== Directions ==
Across the whole listing, filter for the string "this" and copy every line that has it.

== Data to use ==

=== Section Start ===

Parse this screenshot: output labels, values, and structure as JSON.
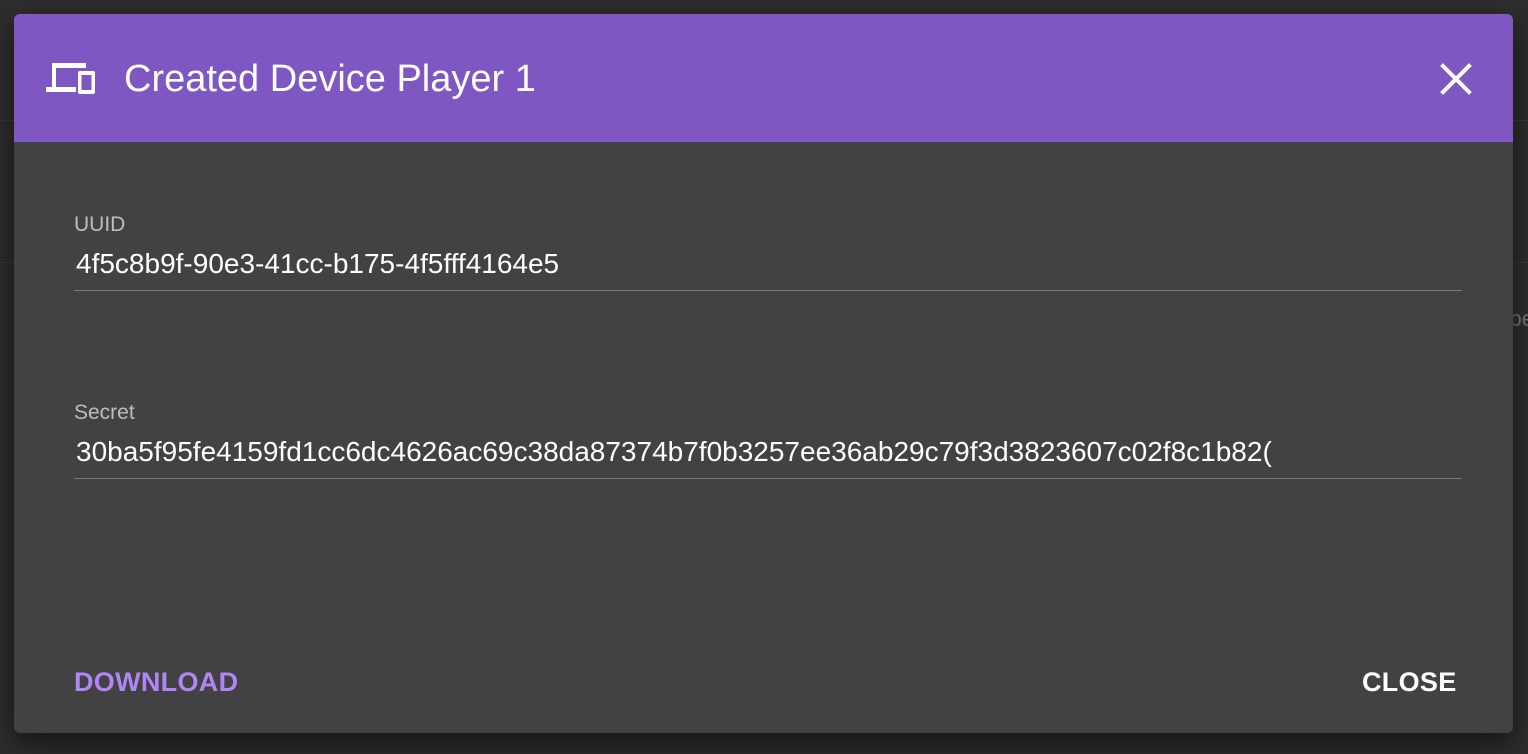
{
  "dialog": {
    "title": "Created Device Player 1",
    "header_icon": "devices-icon",
    "close_icon": "close-icon",
    "header_color": "#7e57c2"
  },
  "fields": {
    "uuid": {
      "label": "UUID",
      "value": "4f5c8b9f-90e3-41cc-b175-4f5fff4164e5"
    },
    "secret": {
      "label": "Secret",
      "value": "30ba5f95fe4159fd1cc6dc4626ac69c38da87374b7f0b3257ee36ab29c79f3d3823607c02f8c1b82("
    }
  },
  "actions": {
    "download_label": "DOWNLOAD",
    "close_label": "CLOSE",
    "accent_color": "#b085f5"
  },
  "background": {
    "peek_text": "pe"
  }
}
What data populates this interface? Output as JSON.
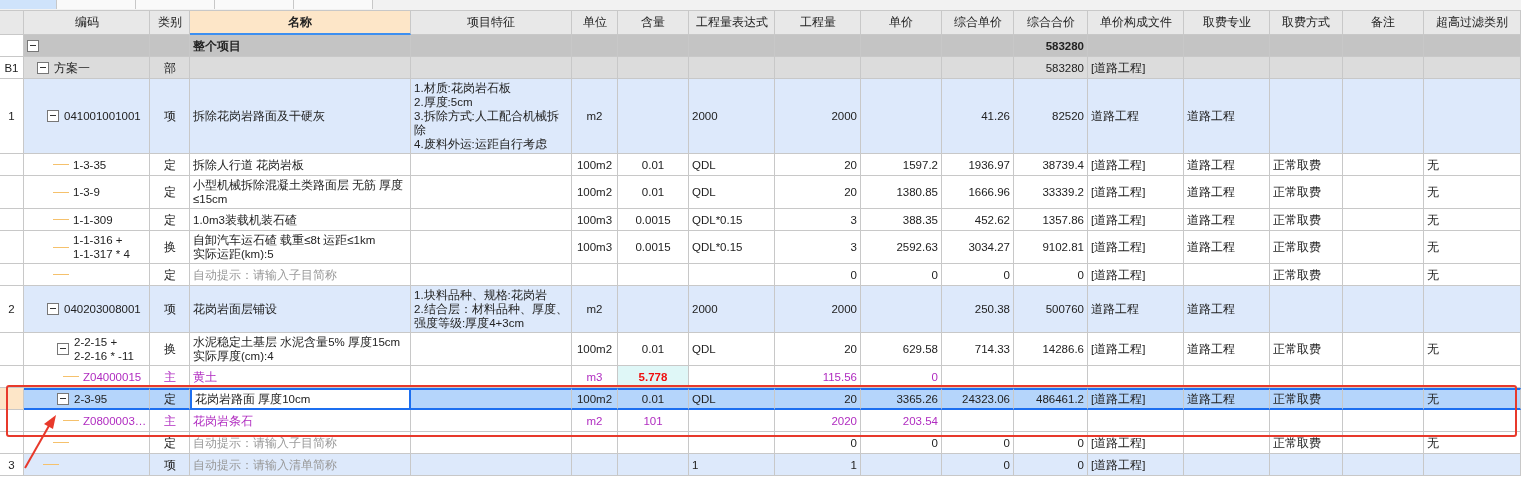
{
  "tabs": [
    {
      "selected": true
    },
    {
      "selected": false
    },
    {
      "selected": false
    },
    {
      "selected": false
    },
    {
      "selected": false
    }
  ],
  "columns": [
    {
      "selected": false
    },
    {
      "label": "编码",
      "selected": false
    },
    {
      "label": "类别",
      "selected": false
    },
    {
      "label": "名称",
      "selected": true
    },
    {
      "label": "项目特征",
      "selected": false
    },
    {
      "label": "单位",
      "selected": false
    },
    {
      "label": "含量",
      "selected": false
    },
    {
      "label": "工程量表达式",
      "selected": false
    },
    {
      "label": "工程量",
      "selected": false
    },
    {
      "label": "单价",
      "selected": false
    },
    {
      "label": "综合单价",
      "selected": false
    },
    {
      "label": "综合合价",
      "selected": false
    },
    {
      "label": "单价构成文件",
      "selected": false
    },
    {
      "label": "取费专业",
      "selected": false
    },
    {
      "label": "取费方式",
      "selected": false
    },
    {
      "label": "备注",
      "selected": false
    },
    {
      "label": "超高过滤类别",
      "selected": false
    }
  ],
  "rows": [
    {
      "kind": "total",
      "name": "整个项目",
      "composite_total": "583280",
      "expanded": true,
      "selected": false,
      "marked": false,
      "content_modified": false,
      "children": [
        {
          "kind": "section",
          "num": "B1",
          "code": "方案一",
          "type": "部",
          "composite_total": "583280",
          "price_file": "[道路工程]",
          "expanded": true,
          "selected": false,
          "marked": false,
          "content_modified": false,
          "children": [
            {
              "kind": "item",
              "num": "1",
              "code": "041001001001",
              "type": "项",
              "name": "拆除花岗岩路面及干硬灰",
              "features": "1.材质:花岗岩石板\n2.厚度:5cm\n3.拆除方式:人工配合机械拆除\n4.废料外运:运距自行考虑",
              "unit": "m2",
              "expr": "2000",
              "qty": "2000",
              "composite_price": "41.26",
              "composite_total": "82520",
              "price_file": "道路工程",
              "fee_major": "道路工程",
              "expanded": true,
              "selected": false,
              "marked": false,
              "content_modified": false,
              "children": [
                {
                  "kind": "quota",
                  "code": "1-3-35",
                  "type": "定",
                  "name": "拆除人行道 花岗岩板",
                  "unit": "100m2",
                  "content": "0.01",
                  "expr": "QDL",
                  "qty": "20",
                  "price": "1597.2",
                  "composite_price": "1936.97",
                  "composite_total": "38739.4",
                  "price_file": "[道路工程]",
                  "fee_major": "道路工程",
                  "fee_mode": "正常取费",
                  "filter": "无",
                  "selected": false,
                  "marked": false,
                  "content_modified": false
                },
                {
                  "kind": "quota",
                  "code": "1-3-9",
                  "type": "定",
                  "name": "小型机械拆除混凝土类路面层 无筋 厚度≤15cm",
                  "unit": "100m2",
                  "content": "0.01",
                  "expr": "QDL",
                  "qty": "20",
                  "price": "1380.85",
                  "composite_price": "1666.96",
                  "composite_total": "33339.2",
                  "price_file": "[道路工程]",
                  "fee_major": "道路工程",
                  "fee_mode": "正常取费",
                  "filter": "无",
                  "selected": false,
                  "marked": false,
                  "content_modified": false
                },
                {
                  "kind": "quota",
                  "code": "1-1-309",
                  "type": "定",
                  "name": "1.0m3装载机装石碴",
                  "unit": "100m3",
                  "content": "0.0015",
                  "expr": "QDL*0.15",
                  "qty": "3",
                  "price": "388.35",
                  "composite_price": "452.62",
                  "composite_total": "1357.86",
                  "price_file": "[道路工程]",
                  "fee_major": "道路工程",
                  "fee_mode": "正常取费",
                  "filter": "无",
                  "selected": false,
                  "marked": false,
                  "content_modified": false
                },
                {
                  "kind": "quota",
                  "code": "1-1-316 +\n1-1-317 * 4",
                  "type": "换",
                  "name": "自卸汽车运石碴 载重≤8t 运距≤1km\n实际运距(km):5",
                  "unit": "100m3",
                  "content": "0.0015",
                  "expr": "QDL*0.15",
                  "qty": "3",
                  "price": "2592.63",
                  "composite_price": "3034.27",
                  "composite_total": "9102.81",
                  "price_file": "[道路工程]",
                  "fee_major": "道路工程",
                  "fee_mode": "正常取费",
                  "filter": "无",
                  "selected": false,
                  "marked": false,
                  "content_modified": false
                },
                {
                  "kind": "quota",
                  "type": "定",
                  "placeholder": "自动提示：请输入子目简称",
                  "qty": "0",
                  "price": "0",
                  "composite_price": "0",
                  "composite_total": "0",
                  "price_file": "[道路工程]",
                  "fee_mode": "正常取费",
                  "filter": "无",
                  "selected": false,
                  "marked": false,
                  "content_modified": false
                }
              ]
            },
            {
              "kind": "item",
              "num": "2",
              "code": "040203008001",
              "type": "项",
              "name": "花岗岩面层铺设",
              "features": "1.块料品种、规格:花岗岩\n2.结合层：材料品种、厚度、强度等级:厚度4+3cm",
              "unit": "m2",
              "expr": "2000",
              "qty": "2000",
              "composite_price": "250.38",
              "composite_total": "500760",
              "price_file": "道路工程",
              "fee_major": "道路工程",
              "expanded": true,
              "selected": false,
              "marked": false,
              "content_modified": false,
              "children": [
                {
                  "kind": "quota",
                  "code": "2-2-15 +\n2-2-16 * -11",
                  "type": "换",
                  "name": "水泥稳定土基层 水泥含量5% 厚度15cm\n实际厚度(cm):4",
                  "unit": "100m2",
                  "content": "0.01",
                  "expr": "QDL",
                  "qty": "20",
                  "price": "629.58",
                  "composite_price": "714.33",
                  "composite_total": "14286.6",
                  "price_file": "[道路工程]",
                  "fee_major": "道路工程",
                  "fee_mode": "正常取费",
                  "filter": "无",
                  "expanded": true,
                  "selected": false,
                  "marked": false,
                  "content_modified": false,
                  "children": [
                    {
                      "kind": "material",
                      "code": "Z04000015",
                      "type": "主",
                      "name": "黄土",
                      "unit": "m3",
                      "content": "5.778",
                      "qty": "115.56",
                      "price": "0",
                      "selected": false,
                      "marked": false,
                      "content_modified": true
                    }
                  ]
                },
                {
                  "kind": "quota",
                  "code": "2-3-95",
                  "type": "定",
                  "name": "花岗岩路面 厚度10cm",
                  "unit": "100m2",
                  "content": "0.01",
                  "expr": "QDL",
                  "qty": "20",
                  "price": "3365.26",
                  "composite_price": "24323.06",
                  "composite_total": "486461.2",
                  "price_file": "[道路工程]",
                  "fee_major": "道路工程",
                  "fee_mode": "正常取费",
                  "filter": "无",
                  "expanded": true,
                  "selected": true,
                  "marked": true,
                  "content_modified": false,
                  "children": [
                    {
                      "kind": "material",
                      "code": "Z0800003…",
                      "type": "主",
                      "name": "花岗岩条石",
                      "unit": "m2",
                      "content": "101",
                      "qty": "2020",
                      "price": "203.54",
                      "selected": false,
                      "marked": false,
                      "content_modified": false
                    }
                  ]
                },
                {
                  "kind": "quota",
                  "type": "定",
                  "placeholder": "自动提示：请输入子目简称",
                  "qty": "0",
                  "price": "0",
                  "composite_price": "0",
                  "composite_total": "0",
                  "price_file": "[道路工程]",
                  "fee_mode": "正常取费",
                  "filter": "无",
                  "selected": false,
                  "marked": false,
                  "content_modified": false
                }
              ]
            },
            {
              "kind": "item",
              "num": "3",
              "type": "项",
              "placeholder": "自动提示：请输入清单简称",
              "expr": "1",
              "qty": "1",
              "composite_price": "0",
              "composite_total": "0",
              "price_file": "[道路工程]",
              "selected": false,
              "marked": false,
              "content_modified": false
            }
          ]
        }
      ]
    }
  ]
}
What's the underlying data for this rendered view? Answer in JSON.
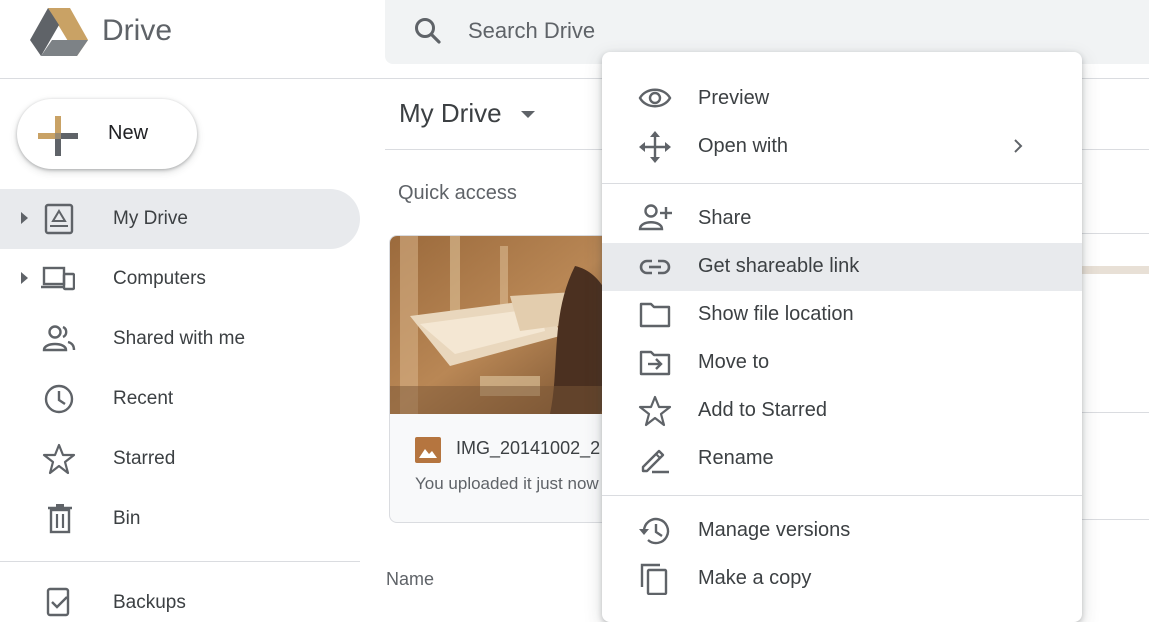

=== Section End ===

== Response area ==
Parse this screenshot: output labels, values, and structure as JSON.
What data populates this interface? Output as JSON.
What's the underlying data for this rendered view? Answer in JSON.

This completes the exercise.